[Work to complete]: An exact copy of every record below is needed, with the pictures left out.

[Stored data entries]
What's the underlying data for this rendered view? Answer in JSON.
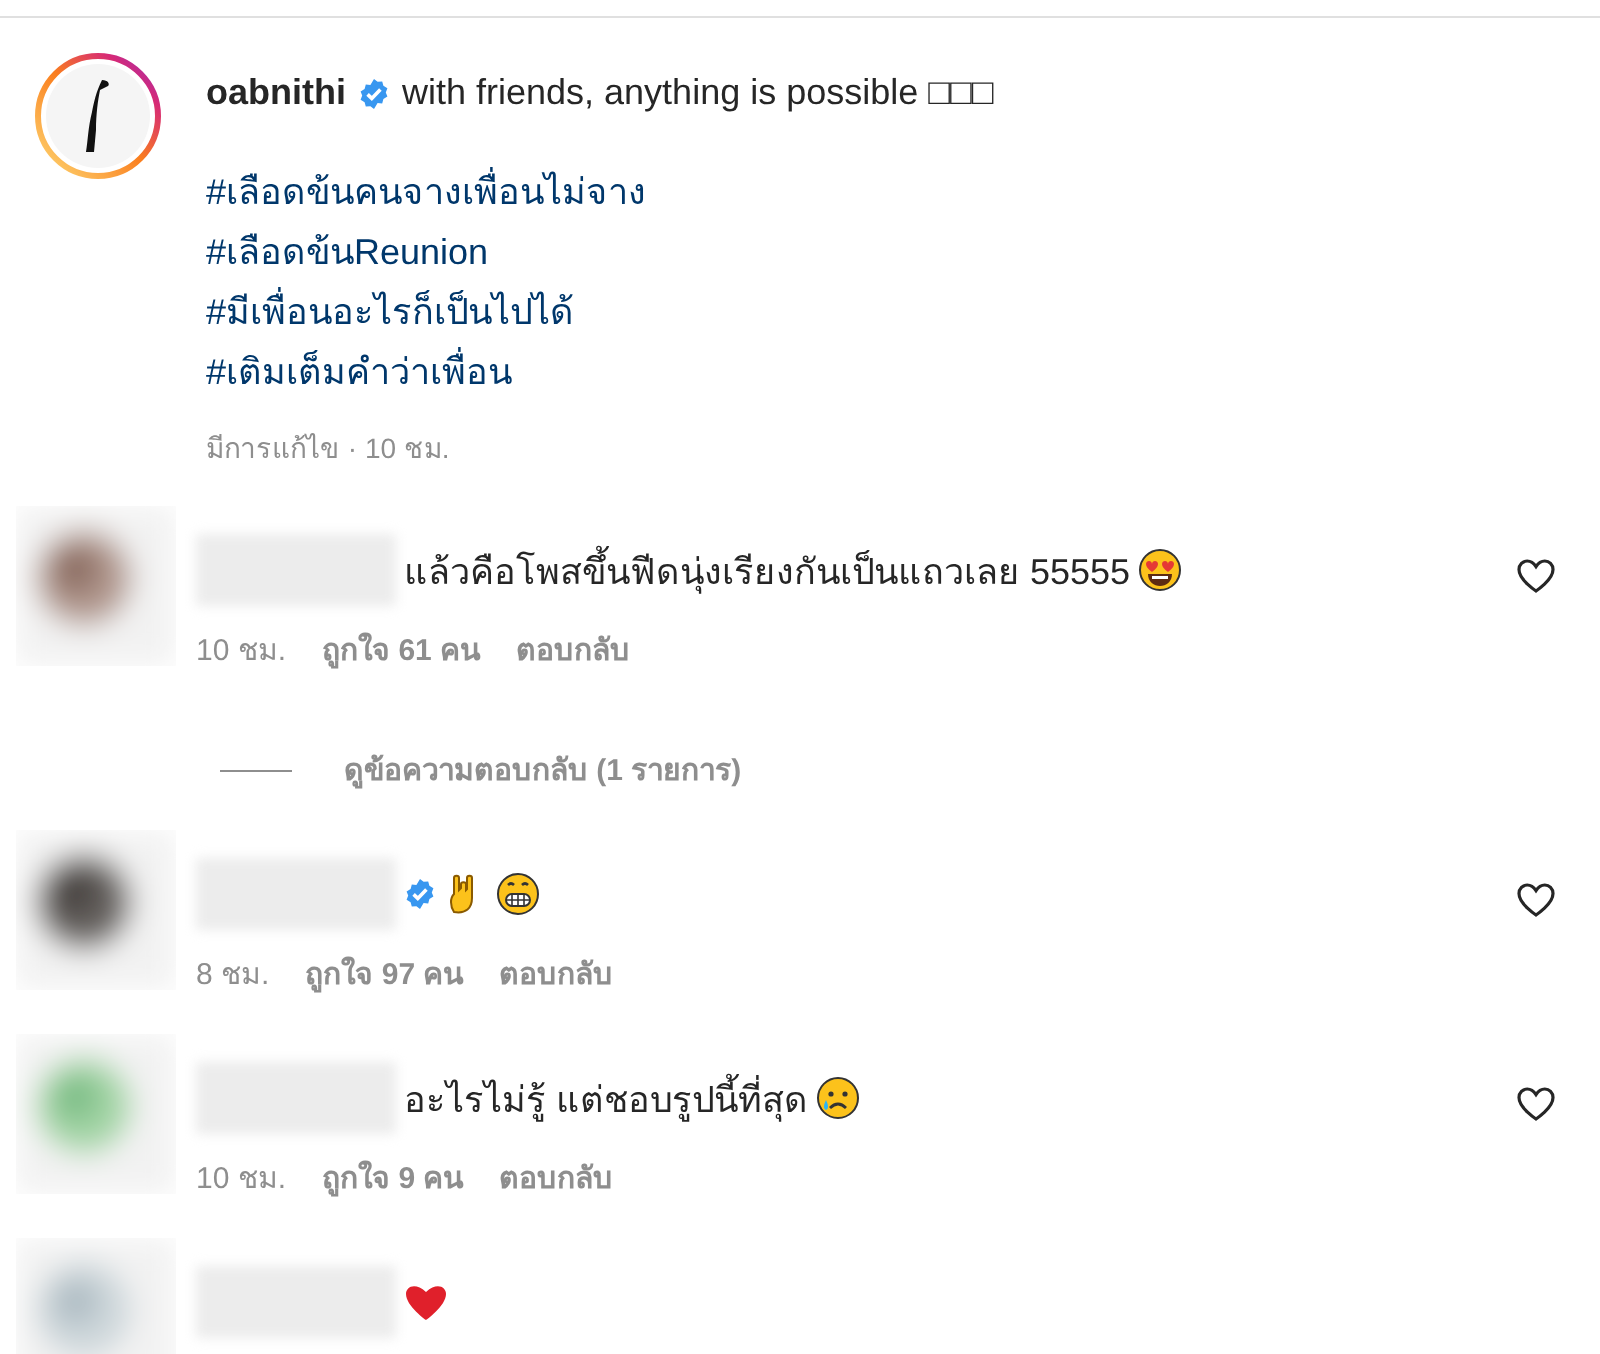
{
  "post": {
    "username": "oabnithi",
    "verified": true,
    "caption": "with friends, anything is possible □□□",
    "hashtags": [
      "#เลือดข้นคนจางเพื่อนไม่จาง",
      "#เลือดข้นReunion",
      "#มีเพื่อนอะไรก็เป็นไปได้",
      "#เติมเต็มคำว่าเพื่อน"
    ],
    "meta": "มีการแก้ไข · 10 ชม."
  },
  "comments": [
    {
      "verified": false,
      "text": "แล้วคือโพสขึ้นฟีดนุ่งเรียงกันเป็นแถวเลย 55555",
      "icons": [
        {
          "kind": "heart-eyes"
        }
      ],
      "time": "10 ชม.",
      "likes": "ถูกใจ 61 คน",
      "reply": "ตอบกลับ",
      "liked": false,
      "view_replies": "ดูข้อความตอบกลับ (1 รายการ)"
    },
    {
      "verified": true,
      "icons": [
        {
          "kind": "horns-hand"
        },
        {
          "kind": "grin"
        }
      ],
      "time": "8 ชม.",
      "likes": "ถูกใจ 97 คน",
      "reply": "ตอบกลับ",
      "liked": false
    },
    {
      "verified": false,
      "text": "อะไรไม่รู้ แต่ชอบรูปนี้ที่สุด",
      "icons": [
        {
          "kind": "sad-tear"
        }
      ],
      "time": "10 ชม.",
      "likes": "ถูกใจ 9 คน",
      "reply": "ตอบกลับ",
      "liked": false
    },
    {
      "verified": false,
      "icons": [
        {
          "kind": "red-heart"
        }
      ]
    }
  ]
}
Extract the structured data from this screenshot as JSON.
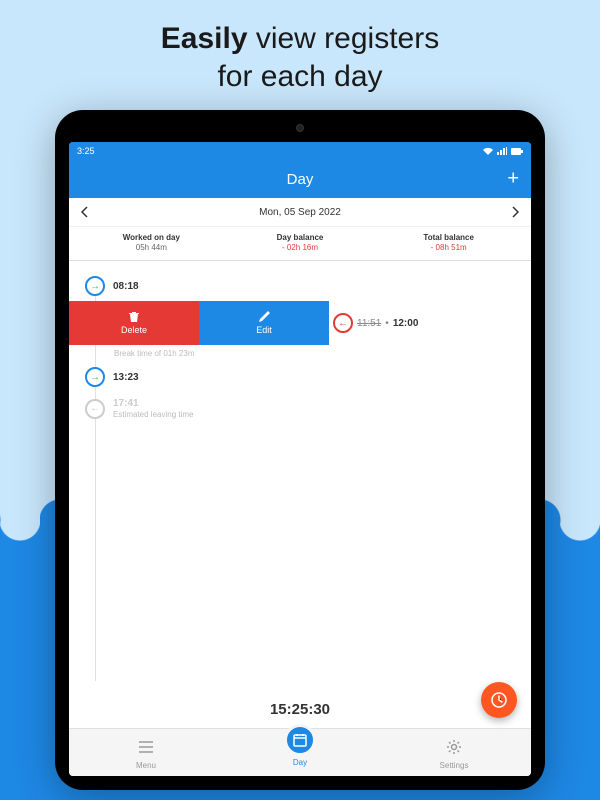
{
  "marketing": {
    "line1_bold": "Easily",
    "line1_rest": " view registers",
    "line2": "for each day"
  },
  "status": {
    "time": "3:25"
  },
  "appbar": {
    "title": "Day",
    "add": "+"
  },
  "datenav": {
    "label": "Mon, 05 Sep 2022"
  },
  "summary": {
    "worked_label": "Worked on day",
    "worked_value": "05h 44m",
    "balance_label": "Day balance",
    "balance_value": "- 02h 16m",
    "total_label": "Total balance",
    "total_value": "- 08h 51m"
  },
  "entries": {
    "e1_time": "08:18",
    "swipe_delete": "Delete",
    "swipe_edit": "Edit",
    "e2_old": "11:51",
    "e2_new": "12:00",
    "break_note": "Break time of 01h 23m",
    "e3_time": "13:23",
    "e4_time": "17:41",
    "e4_sub": "Estimated leaving time"
  },
  "clock": "15:25:30",
  "nav": {
    "menu": "Menu",
    "day": "Day",
    "settings": "Settings"
  }
}
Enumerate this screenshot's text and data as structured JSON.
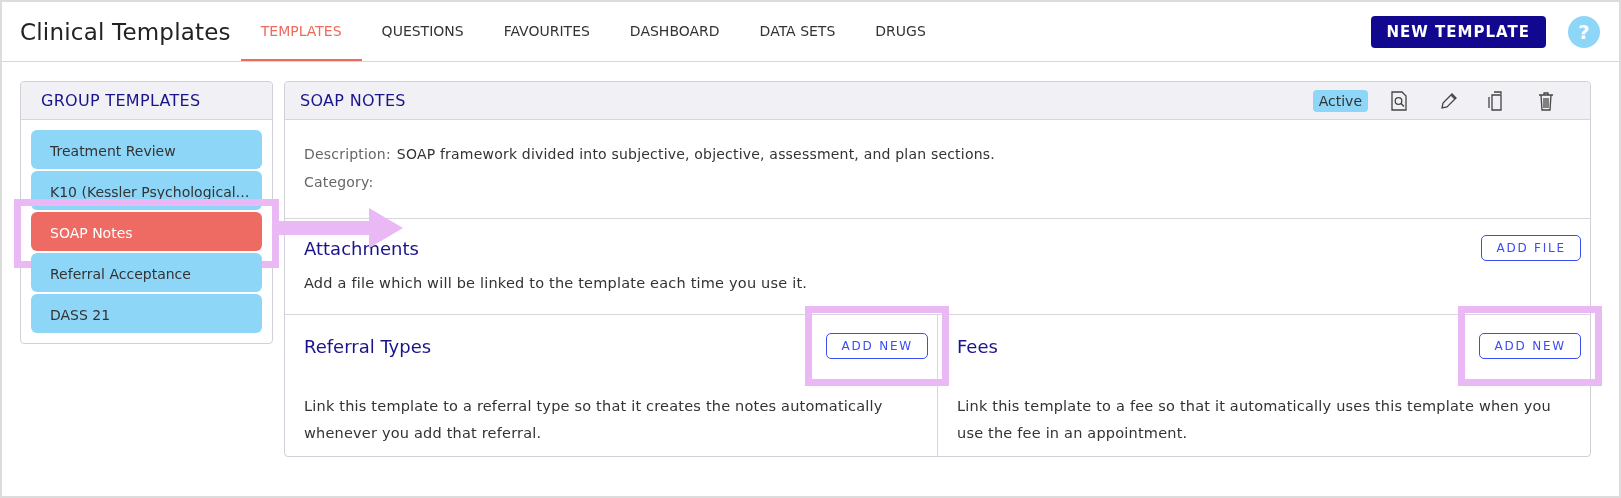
{
  "app": {
    "title": "Clinical Templates"
  },
  "tabs": [
    {
      "label": "TEMPLATES",
      "selected": true
    },
    {
      "label": "QUESTIONS",
      "selected": false
    },
    {
      "label": "FAVOURITES",
      "selected": false
    },
    {
      "label": "DASHBOARD",
      "selected": false
    },
    {
      "label": "DATA SETS",
      "selected": false
    },
    {
      "label": "DRUGS",
      "selected": false
    }
  ],
  "header_actions": {
    "new_template": "NEW TEMPLATE",
    "help": "?"
  },
  "sidebar": {
    "title": "GROUP TEMPLATES",
    "highlight_arrow": true,
    "items": [
      {
        "label": "Treatment Review",
        "selected": false,
        "highlighted": false
      },
      {
        "label": "K10 (Kessler Psychological…",
        "selected": false,
        "highlighted": false
      },
      {
        "label": "SOAP Notes",
        "selected": true,
        "highlighted": true
      },
      {
        "label": "Referral Acceptance",
        "selected": false,
        "highlighted": false
      },
      {
        "label": "DASS 21",
        "selected": false,
        "highlighted": false
      }
    ]
  },
  "template": {
    "title": "SOAP NOTES",
    "status": "Active",
    "fields": [
      {
        "label": "Description:",
        "value": "SOAP framework divided into subjective, objective, assessment, and plan sections."
      },
      {
        "label": "Category:"
      }
    ],
    "attachments": {
      "title": "Attachments",
      "text": "Add a file which will be linked to the template each time you use it.",
      "button": {
        "label": "ADD FILE"
      }
    },
    "sections": [
      {
        "title": "Referral Types",
        "text": "Link this template to a referral type so that it creates the notes automatically whenever you add that referral.",
        "button": {
          "label": "ADD NEW",
          "highlighted": true
        }
      },
      {
        "title": "Fees",
        "text": "Link this template to a fee so that it automatically uses this template when you use the fee in an appointment.",
        "button": {
          "label": "ADD NEW",
          "highlighted": true
        }
      }
    ]
  }
}
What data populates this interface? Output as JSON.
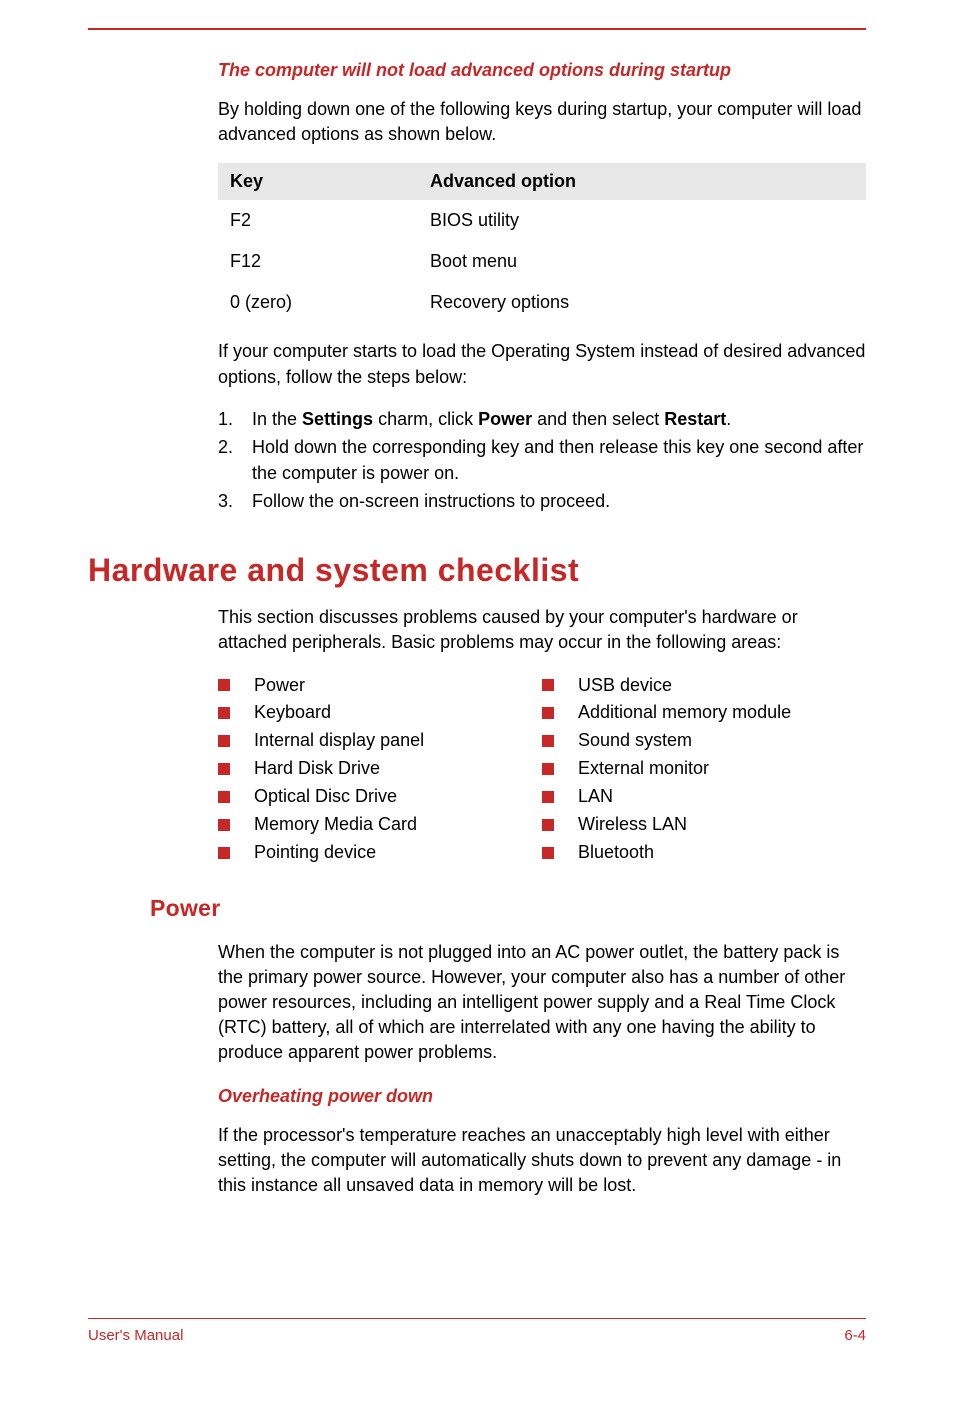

[Reply to the task]:
What's the underlying data for this rendered view? Answer in JSON.
{
  "post": {
    "username": "oabnithi",
    "verified": true,
    "caption": "with friends, anything is possible □□□",
    "hashtags": [
      "#เลือดข้นคนจางเพื่อนไม่จาง",
      "#เลือดข้นReunion",
      "#มีเพื่อนอะไรก็เป็นไปได้",
      "#เติมเต็มคำว่าเพื่อน"
    ],
    "meta": "มีการแก้ไข · 10 ชม."
  },
  "comments": [
    {
      "verified": false,
      "text": "แล้วคือโพสขึ้นฟีดนุ่งเรียงกันเป็นแถวเลย 55555",
      "icons": [
        {
          "kind": "heart-eyes"
        }
      ],
      "time": "10 ชม.",
      "likes": "ถูกใจ 61 คน",
      "reply": "ตอบกลับ",
      "liked": false,
      "view_replies": "ดูข้อความตอบกลับ (1 รายการ)"
    },
    {
      "verified": true,
      "icons": [
        {
          "kind": "horns-hand"
        },
        {
          "kind": "grin"
        }
      ],
      "time": "8 ชม.",
      "likes": "ถูกใจ 97 คน",
      "reply": "ตอบกลับ",
      "liked": false
    },
    {
      "verified": false,
      "text": "อะไรไม่รู้ แต่ชอบรูปนี้ที่สุด",
      "icons": [
        {
          "kind": "sad-tear"
        }
      ],
      "time": "10 ชม.",
      "likes": "ถูกใจ 9 คน",
      "reply": "ตอบกลับ",
      "liked": false
    },
    {
      "verified": false,
      "icons": [
        {
          "kind": "red-heart"
        }
      ]
    }
  ]
}
Extract the structured data from this screenshot as JSON.
{
  "marketing": {
    "line1_bold": "Easily",
    "line1_rest": " view registers",
    "line2": "for each day"
  },
  "status": {
    "time": "3:25"
  },
  "appbar": {
    "title": "Day",
    "add": "+"
  },
  "datenav": {
    "label": "Mon, 05 Sep 2022"
  },
  "summary": {
    "worked_label": "Worked on day",
    "worked_value": "05h 44m",
    "balance_label": "Day balance",
    "balance_value": "- 02h 16m",
    "total_label": "Total balance",
    "total_value": "- 08h 51m"
  },
  "entries": {
    "e1_time": "08:18",
    "swipe_delete": "Delete",
    "swipe_edit": "Edit",
    "e2_old": "11:51",
    "e2_new": "12:00",
    "break_note": "Break time of 01h 23m",
    "e3_time": "13:23",
    "e4_time": "17:41",
    "e4_sub": "Estimated leaving time"
  },
  "clock": "15:25:30",
  "nav": {
    "menu": "Menu",
    "day": "Day",
    "settings": "Settings"
  }
}
Enumerate this screenshot's text and data as structured JSON.
{
  "app": {
    "title": "Clinical Templates"
  },
  "tabs": [
    {
      "label": "TEMPLATES",
      "selected": true
    },
    {
      "label": "QUESTIONS",
      "selected": false
    },
    {
      "label": "FAVOURITES",
      "selected": false
    },
    {
      "label": "DASHBOARD",
      "selected": false
    },
    {
      "label": "DATA SETS",
      "selected": false
    },
    {
      "label": "DRUGS",
      "selected": false
    }
  ],
  "header_actions": {
    "new_template": "NEW TEMPLATE",
    "help": "?"
  },
  "sidebar": {
    "title": "GROUP TEMPLATES",
    "highlight_arrow": true,
    "items": [
      {
        "label": "Treatment Review",
        "selected": false,
        "highlighted": false
      },
      {
        "label": "K10 (Kessler Psychological…",
        "selected": false,
        "highlighted": false
      },
      {
        "label": "SOAP Notes",
        "selected": true,
        "highlighted": true
      },
      {
        "label": "Referral Acceptance",
        "selected": false,
        "highlighted": false
      },
      {
        "label": "DASS 21",
        "selected": false,
        "highlighted": false
      }
    ]
  },
  "template": {
    "title": "SOAP NOTES",
    "status": "Active",
    "fields": [
      {
        "label": "Description:",
        "value": "SOAP framework divided into subjective, objective, assessment, and plan sections."
      },
      {
        "label": "Category:"
      }
    ],
    "attachments": {
      "title": "Attachments",
      "text": "Add a file which will be linked to the template each time you use it.",
      "button": {
        "label": "ADD FILE"
      }
    },
    "sections": [
      {
        "title": "Referral Types",
        "text": "Link this template to a referral type so that it creates the notes automatically whenever you add that referral.",
        "button": {
          "label": "ADD NEW",
          "highlighted": true
        }
      },
      {
        "title": "Fees",
        "text": "Link this template to a fee so that it automatically uses this template when you use the fee in an appointment.",
        "button": {
          "label": "ADD NEW",
          "highlighted": true
        }
      }
    ]
  }
}
What data populates this interface? Output as JSON.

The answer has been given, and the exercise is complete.